Me & Tina Huang. I said, "I think you're beautiful. Can we do a selfie?"

Me & Tina Huang. I said, “I think you’re beautiful. Can we do a selfie?”

The Lunchtime Show was just fun. Here’s the monster.


Monster on the left, David Dean Bottrell on the right.



Everyone laughed at Neil Gaiman’s The Case of the Four and Twenty Blackbirds. I just want to point out the acting by Burl Moseley and Cheryl Francis Harrington.


“Black don’t crack and Asian don’t raisin.”–Burl Moseley

Cheryl Francis Harrington, ladies and gentlemen. Isn't she adorable?

Cheryl Francis Harrington, ladies and gentlemen. Isn’t she adorable?

Burl was Cock Robin as well as a bartender, and I noticed the gentle way he set down the glasses after polishing them, exactly the way you would if broken dishes came out of your pay. And Cheryl was so good in her comedic roles that when she posed dramatically as the dame at the closing scene of the play, I dearly wanted her to come back out again and start the show all over again.


Track “B”
A Billion Tuesday Mornings: Peter Gray Lewis just about broke my heart as the autistic man who invented an alternate universe machine, and Lily Holleman perfectly captured his frustrated, loving daughter. I only wish I could’ve seen more Tim Chiou. You just don’t see enough hot Asian leading men, and he was only in the opening scene.
Access: This one broke my brain open on how to use the theatre. Five men, all playing the same character simultaneously in different universes. Hats off to scriptwriter Spencer Green as well as the ten plus actors! I was excited to see Tim Chiou again, but only for about five seconds.
Efficiency: I wasn’t sure what I’d think of the world’s first science fiction play, but it was extremely well done. Because so many soldiers are dying and losing limbs on the battlefield, a doctor invents a way to turn them into cyborgs so they can keep on fighting. Lots of moral questions that continue to haunt us in 2015.

Tom Berklund

Tom Berklund

So. Impressive acting, strong scripts, inventive sets. Sci-Fest captures the best of speculative fiction, the curiosity and innovation that makes you think about the world today.

At the restaurant afterward, David Dean Bottrell shook my hand. I gave him my card, and he said, “I just realized who you are. Wonderful story.” As one of the founders of the festival, that was quite a compliment.

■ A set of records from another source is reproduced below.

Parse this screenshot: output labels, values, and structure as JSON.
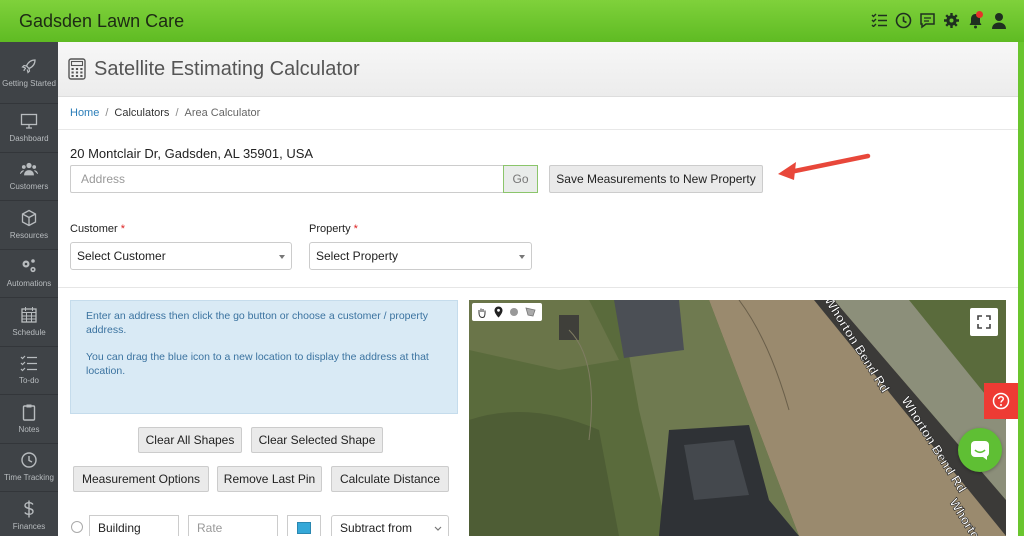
{
  "app": {
    "brand": "Gadsden Lawn Care"
  },
  "topbar": {
    "icons": [
      "tasks-icon",
      "clock-icon",
      "chat-icon",
      "gear-icon",
      "bell-icon",
      "user-icon"
    ]
  },
  "sidebar": {
    "items": [
      {
        "label": "Getting Started",
        "icon": "rocket-icon"
      },
      {
        "label": "Dashboard",
        "icon": "monitor-icon"
      },
      {
        "label": "Customers",
        "icon": "users-icon"
      },
      {
        "label": "Resources",
        "icon": "cube-icon"
      },
      {
        "label": "Automations",
        "icon": "gears-icon"
      },
      {
        "label": "Schedule",
        "icon": "calendar-icon"
      },
      {
        "label": "To-do",
        "icon": "list-icon"
      },
      {
        "label": "Notes",
        "icon": "clipboard-icon"
      },
      {
        "label": "Time Tracking",
        "icon": "clock-icon"
      },
      {
        "label": "Finances",
        "icon": "dollar-icon"
      }
    ]
  },
  "header": {
    "title": "Satellite Estimating Calculator"
  },
  "breadcrumb": {
    "home": "Home",
    "calculators": "Calculators",
    "current": "Area Calculator",
    "sep": "/"
  },
  "address": {
    "current": "20 Montclair Dr, Gadsden, AL 35901, USA",
    "placeholder": "Address",
    "go_label": "Go",
    "save_label": "Save Measurements to New Property"
  },
  "customer": {
    "label": "Customer",
    "required": "*",
    "value": "Select Customer"
  },
  "property": {
    "label": "Property",
    "required": "*",
    "value": "Select Property"
  },
  "info": {
    "line1": "Enter an address then click the go button or choose a customer / property address.",
    "line2": "You can drag the blue icon to a new location to display the address at that location."
  },
  "buttons": {
    "clear_all": "Clear All Shapes",
    "clear_selected": "Clear Selected Shape",
    "measurement_options": "Measurement Options",
    "remove_last_pin": "Remove Last Pin",
    "calculate_distance": "Calculate Distance"
  },
  "shape_row": {
    "name": "Building",
    "rate_placeholder": "Rate",
    "mode": "Subtract from",
    "color": "#35a8d8"
  },
  "map": {
    "road_label_1": "Whorton Bend Rd",
    "road_label_2": "Whorton Bend Rd",
    "road_label_3": "Whorton"
  },
  "colors": {
    "accent": "#6ac52e",
    "sidebar": "#3f4347",
    "link": "#2a7db8",
    "help": "#ee3b34"
  }
}
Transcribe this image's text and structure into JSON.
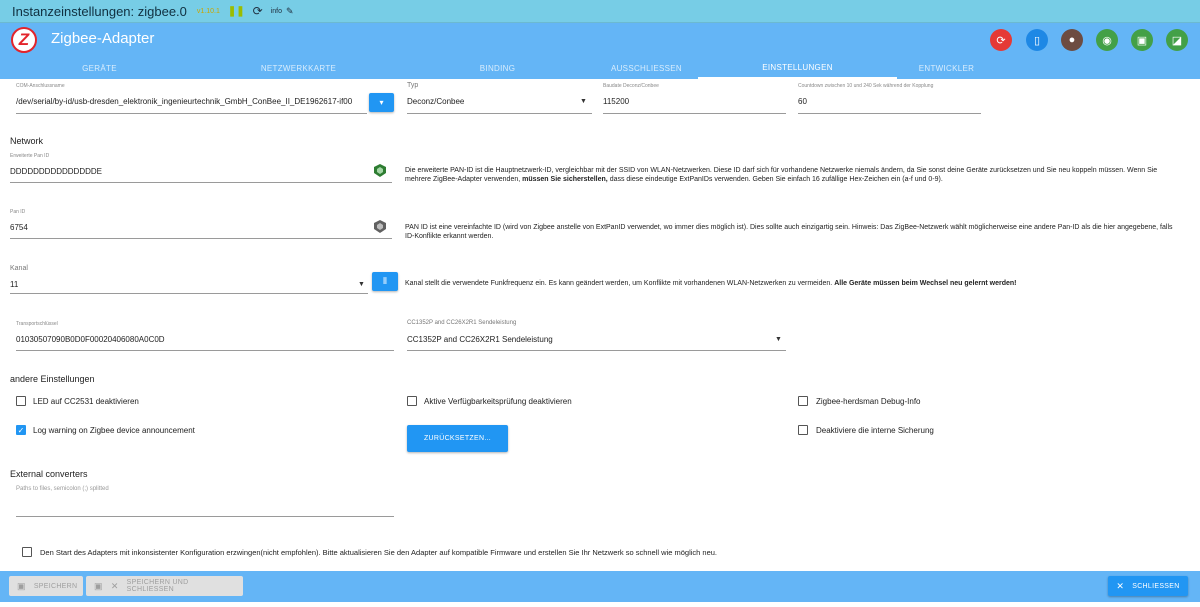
{
  "titlebar": {
    "title": "Instanzeinstellungen: zigbee.0",
    "version": "v1.10.1",
    "log_level": "info"
  },
  "app": {
    "name": "Zigbee-Adapter",
    "logo_letter": "Z"
  },
  "tabs": [
    "GERÄTE",
    "NETZWERKKARTE",
    "BINDING",
    "AUSSCHLIESSEN",
    "EINSTELLUNGEN",
    "ENTWICKLER"
  ],
  "active_tab": "EINSTELLUNGEN",
  "header_icons": [
    {
      "name": "refresh-icon",
      "color": "#e53935"
    },
    {
      "name": "phone-icon",
      "color": "#1e88e5"
    },
    {
      "name": "cookie-icon",
      "color": "#6d4c41"
    },
    {
      "name": "wifi-icon",
      "color": "#43a047"
    },
    {
      "name": "chip-icon",
      "color": "#43a047"
    },
    {
      "name": "signal-icon",
      "color": "#43a047"
    }
  ],
  "settings": {
    "com": {
      "label": "COM-Anschlussname",
      "value": "/dev/serial/by-id/usb-dresden_elektronik_ingenieurtechnik_GmbH_ConBee_II_DE1962617-if00"
    },
    "typ": {
      "label": "Typ",
      "value": "Deconz/Conbee"
    },
    "baud": {
      "label": "Baudate Deconz/Conbee",
      "value": "115200"
    },
    "countdown": {
      "label": "Countdown zwischen 10 und 240 Sek während der Kopplung",
      "value": "60"
    }
  },
  "network": {
    "heading": "Network",
    "ext_pan": {
      "label": "Erweiterte Pan ID",
      "value": "DDDDDDDDDDDDDDDE",
      "desc_a": "Die erweiterte PAN-ID ist die Hauptnetzwerk-ID, vergleichbar mit der SSID von WLAN-Netzwerken. Diese ID darf sich für vorhandene Netzwerke niemals ändern, da Sie sonst deine Geräte zurücksetzen und Sie neu koppeln müssen. Wenn Sie mehrere ZigBee-Adapter verwenden,",
      "desc_bold": "müssen Sie sicherstellen,",
      "desc_b": "dass diese eindeutige ExtPanIDs verwenden. Geben Sie einfach 16 zufällige Hex-Zeichen ein (a-f und 0-9)."
    },
    "pan": {
      "label": "Pan ID",
      "value": "6754",
      "desc": "PAN ID ist eine vereinfachte ID (wird von Zigbee anstelle von ExtPanID verwendet, wo immer dies möglich ist). Dies sollte auch einzigartig sein. Hinweis: Das ZigBee-Netzwerk wählt möglicherweise eine andere Pan-ID als die hier angegebene, falls ID-Konflikte erkannt werden."
    },
    "channel": {
      "label": "Kanal",
      "value": "11",
      "desc": "Kanal stellt die verwendete Funkfrequenz ein. Es kann geändert werden, um Konflikte mit vorhandenen WLAN-Netzwerken zu vermeiden.",
      "desc_bold": "Alle Geräte müssen beim Wechsel neu gelernt werden!"
    },
    "transport": {
      "label": "Transportschlüssel",
      "value": "01030507090B0D0F00020406080A0C0D"
    },
    "power": {
      "label": "CC1352P and CC26X2R1 Sendeleistung",
      "value": "CC1352P and CC26X2R1 Sendeleistung"
    }
  },
  "other": {
    "heading": "andere Einstellungen",
    "led": "LED auf CC2531 deaktivieren",
    "avail": "Aktive Verfügbarkeitsprüfung deaktivieren",
    "debug": "Zigbee-herdsman Debug-Info",
    "logwarn": "Log warning on Zigbee device announcement",
    "reset_button": "ZURÜCKSETZEN...",
    "backup": "Deaktiviere die interne Sicherung"
  },
  "external": {
    "heading": "External converters",
    "placeholder": "Paths to files, semicolon (;) splitted"
  },
  "force_start": "Den Start des Adapters mit inkonsistenter Konfiguration erzwingen(nicht empfohlen). Bitte aktualisieren Sie den Adapter auf kompatible Firmware und erstellen Sie Ihr Netzwerk so schnell wie möglich neu.",
  "footer": {
    "save": "SPEICHERN",
    "save_close": "SPEICHERN UND SCHLIESSEN",
    "close": "SCHLIESSEN"
  }
}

Tonight, a Hollywood actor will read that story, and one of the finalists will win the Roswell Award. Stay tuned, and pass by my Patreon if you want!